Global Geopolitics called it, you witnessed it: The United States and Germany, though the European Union it dominates and runs, are locked in economic warfare against one another.
It’s a very dangerous game America is playing by trying to gut the largest economy in the world, the European Union, especially when nations are beginning to jump to the Sino-Soviet bloc.
German parliament’s economics committee chairman Peter Ramsauer says he believes the $14 billion fine being leveraged against Deutsche Bank is part of a long US tradition of waging trade and economic war.
- Ramsauer to Welt am Sonntag: Washington has a “long tradition” of waging trade wars, if they are favorable to the US economy, and the Deutsche Bank case is an example of that.
- “The threat to force Deutsche Bank to pay a $14 billion fine over its mortgage-backed securities business before the 2008 global crisis has the characteristics of an economic war.”
- “Extortionate damages claims” in the case are an example of that.” Continue reading
The European Commission insists that it knew nothing about diesel emissions manipulations perpetrated by Volkswagen and other automobile manufacturers. Documents obtained by SPIEGEL ONLINE show otherwise.
Since at least 2010, the European Commission has been in possession of concrete evidence that automobile manufacturers were cheating on emissions values of diesel vehicles, according to a number of internal documents that SPIEGEL ONLINE has obtained. The papers show that emissions cheating had been under discussion for years both within the Commission and the EU member state governments. The documents also show that the German government was informed of a 2012 meeting on the issue. The scandal first hit the headlines in 2015 when it became known that Volkswagen had manipulated the emissions of its diesel vehicles.
The records provide a rough chronology of the scandal, which reaches back to the middle of the 2000s. Continue reading
By now it should be clear where Europe, or Germany rather, stands in regards to its dealings with Russia and what side it will likely take should it have to decisively choose between it and the West.
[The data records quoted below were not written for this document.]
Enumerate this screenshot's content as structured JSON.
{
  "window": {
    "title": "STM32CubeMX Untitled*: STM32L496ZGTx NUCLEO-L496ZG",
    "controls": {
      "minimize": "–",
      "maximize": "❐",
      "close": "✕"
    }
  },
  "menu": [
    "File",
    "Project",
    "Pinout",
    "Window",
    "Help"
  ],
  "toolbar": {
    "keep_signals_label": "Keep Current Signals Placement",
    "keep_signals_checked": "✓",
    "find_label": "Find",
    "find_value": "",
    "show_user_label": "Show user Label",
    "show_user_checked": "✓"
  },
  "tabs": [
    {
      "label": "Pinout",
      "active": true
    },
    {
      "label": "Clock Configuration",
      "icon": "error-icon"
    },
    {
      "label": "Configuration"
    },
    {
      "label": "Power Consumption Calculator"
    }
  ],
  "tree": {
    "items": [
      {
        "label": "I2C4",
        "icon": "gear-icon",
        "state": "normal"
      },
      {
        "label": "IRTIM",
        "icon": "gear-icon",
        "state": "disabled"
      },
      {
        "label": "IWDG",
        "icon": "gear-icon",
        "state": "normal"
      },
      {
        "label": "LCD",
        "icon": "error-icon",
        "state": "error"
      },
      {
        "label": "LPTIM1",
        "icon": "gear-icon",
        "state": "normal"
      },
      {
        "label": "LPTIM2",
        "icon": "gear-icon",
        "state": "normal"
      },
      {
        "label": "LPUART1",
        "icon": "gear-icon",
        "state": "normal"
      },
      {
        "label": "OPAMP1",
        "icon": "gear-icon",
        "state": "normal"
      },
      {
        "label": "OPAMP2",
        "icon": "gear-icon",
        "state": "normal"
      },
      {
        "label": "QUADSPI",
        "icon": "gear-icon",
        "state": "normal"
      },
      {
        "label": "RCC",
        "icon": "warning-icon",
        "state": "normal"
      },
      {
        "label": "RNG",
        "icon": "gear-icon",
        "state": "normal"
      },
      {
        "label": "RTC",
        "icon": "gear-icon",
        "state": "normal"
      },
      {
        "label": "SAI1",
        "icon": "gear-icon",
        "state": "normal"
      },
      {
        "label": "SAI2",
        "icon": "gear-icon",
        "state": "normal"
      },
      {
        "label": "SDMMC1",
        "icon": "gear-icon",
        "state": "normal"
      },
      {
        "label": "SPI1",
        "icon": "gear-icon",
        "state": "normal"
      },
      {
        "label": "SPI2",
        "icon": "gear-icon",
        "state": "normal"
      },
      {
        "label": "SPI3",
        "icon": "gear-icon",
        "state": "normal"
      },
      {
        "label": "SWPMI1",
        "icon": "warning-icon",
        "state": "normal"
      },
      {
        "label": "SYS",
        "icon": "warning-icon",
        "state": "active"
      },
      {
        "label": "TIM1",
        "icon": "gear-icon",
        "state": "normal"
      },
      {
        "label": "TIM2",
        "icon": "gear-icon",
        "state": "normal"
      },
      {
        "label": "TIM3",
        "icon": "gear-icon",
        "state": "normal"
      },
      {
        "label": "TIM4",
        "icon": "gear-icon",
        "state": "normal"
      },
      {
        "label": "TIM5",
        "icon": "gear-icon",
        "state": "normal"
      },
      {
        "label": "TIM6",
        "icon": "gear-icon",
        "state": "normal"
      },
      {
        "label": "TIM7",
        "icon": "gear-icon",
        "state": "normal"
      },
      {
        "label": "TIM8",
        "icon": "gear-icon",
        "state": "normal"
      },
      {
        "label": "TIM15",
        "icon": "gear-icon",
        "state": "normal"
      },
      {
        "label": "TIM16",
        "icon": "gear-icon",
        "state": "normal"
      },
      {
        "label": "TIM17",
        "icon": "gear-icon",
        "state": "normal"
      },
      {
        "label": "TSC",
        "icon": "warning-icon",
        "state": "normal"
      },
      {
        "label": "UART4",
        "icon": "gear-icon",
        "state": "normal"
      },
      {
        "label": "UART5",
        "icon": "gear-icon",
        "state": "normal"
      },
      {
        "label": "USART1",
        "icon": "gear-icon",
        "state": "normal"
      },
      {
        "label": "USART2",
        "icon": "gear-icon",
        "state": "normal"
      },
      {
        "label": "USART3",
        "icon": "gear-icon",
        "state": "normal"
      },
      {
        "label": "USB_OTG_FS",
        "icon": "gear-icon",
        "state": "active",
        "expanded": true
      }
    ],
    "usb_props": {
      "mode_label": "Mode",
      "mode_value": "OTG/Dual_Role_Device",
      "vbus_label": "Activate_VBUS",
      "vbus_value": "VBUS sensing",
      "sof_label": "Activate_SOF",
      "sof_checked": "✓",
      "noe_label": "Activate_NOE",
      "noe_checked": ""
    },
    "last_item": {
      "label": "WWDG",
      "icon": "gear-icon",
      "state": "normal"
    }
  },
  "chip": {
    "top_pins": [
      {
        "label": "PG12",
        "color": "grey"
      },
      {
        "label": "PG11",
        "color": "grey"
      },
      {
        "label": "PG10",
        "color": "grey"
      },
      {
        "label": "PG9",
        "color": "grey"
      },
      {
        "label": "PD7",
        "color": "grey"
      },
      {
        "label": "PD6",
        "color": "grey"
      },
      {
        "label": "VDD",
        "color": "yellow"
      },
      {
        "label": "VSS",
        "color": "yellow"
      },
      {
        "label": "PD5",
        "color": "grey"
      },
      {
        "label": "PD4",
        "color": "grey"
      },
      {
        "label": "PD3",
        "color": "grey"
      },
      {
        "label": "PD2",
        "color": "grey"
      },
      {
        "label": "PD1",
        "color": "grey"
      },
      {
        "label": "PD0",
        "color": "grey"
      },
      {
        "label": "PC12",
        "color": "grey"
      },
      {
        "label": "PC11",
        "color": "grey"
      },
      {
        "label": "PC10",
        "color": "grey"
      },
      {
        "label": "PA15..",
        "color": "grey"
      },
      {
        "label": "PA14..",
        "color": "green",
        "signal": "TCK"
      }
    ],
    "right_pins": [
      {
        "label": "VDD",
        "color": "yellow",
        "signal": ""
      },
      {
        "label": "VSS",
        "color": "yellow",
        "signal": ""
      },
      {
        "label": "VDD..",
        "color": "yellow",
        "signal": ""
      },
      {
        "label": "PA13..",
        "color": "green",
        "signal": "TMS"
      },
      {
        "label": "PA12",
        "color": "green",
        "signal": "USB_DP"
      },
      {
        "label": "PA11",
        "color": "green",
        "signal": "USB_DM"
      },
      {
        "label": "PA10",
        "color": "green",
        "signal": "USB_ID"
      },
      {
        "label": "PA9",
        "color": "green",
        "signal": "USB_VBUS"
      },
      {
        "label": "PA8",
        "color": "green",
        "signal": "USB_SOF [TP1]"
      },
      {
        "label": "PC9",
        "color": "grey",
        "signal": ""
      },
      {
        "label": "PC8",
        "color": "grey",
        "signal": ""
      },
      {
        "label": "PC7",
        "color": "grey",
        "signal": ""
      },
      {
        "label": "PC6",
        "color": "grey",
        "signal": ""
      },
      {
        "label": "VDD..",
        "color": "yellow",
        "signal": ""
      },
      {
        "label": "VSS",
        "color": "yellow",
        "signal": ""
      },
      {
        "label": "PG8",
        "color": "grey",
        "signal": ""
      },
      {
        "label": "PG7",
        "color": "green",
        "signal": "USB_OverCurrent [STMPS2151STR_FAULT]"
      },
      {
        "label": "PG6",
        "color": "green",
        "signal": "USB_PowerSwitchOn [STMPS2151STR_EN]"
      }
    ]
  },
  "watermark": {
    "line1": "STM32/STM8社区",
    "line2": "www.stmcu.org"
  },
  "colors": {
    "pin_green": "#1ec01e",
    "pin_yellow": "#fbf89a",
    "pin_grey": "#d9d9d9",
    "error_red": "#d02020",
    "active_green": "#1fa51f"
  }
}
BERLIN/MOSCOW (Own report) – In the debate over a possible expansion of EU sanctions against Russia, the German chancellor is suggesting a possible continuation of cooperation with Moscow. “In the intermediate and long term,” Merkel explained, “the close partnership with Russia should be continued.” She sees “no necessity” in a policy of “isolating” Russia, patterned on the cold war’s “containment” policy. Merkel was reacting to the persisting anxiety in leading German business circles, that sanctions against Russia could seriously dampen their expansion opportunities. This is not only an anxiety shared by gas companies, but also by top corporations in other branches with significant commercial and production sites in Russia. On the eve of the Russian president’s visit to China, observers are warning that if the EU and the USA impose boycott measures, Moscow could forge also stronger ties to Beijing, thereby tangibly strengthening China. Hard-core transatlantic circles are up in arms over the prospect that cooperation with Moscow could be continued – pleading for the creation of a global front of NATO countries and their allies against Russia and China. Continue reading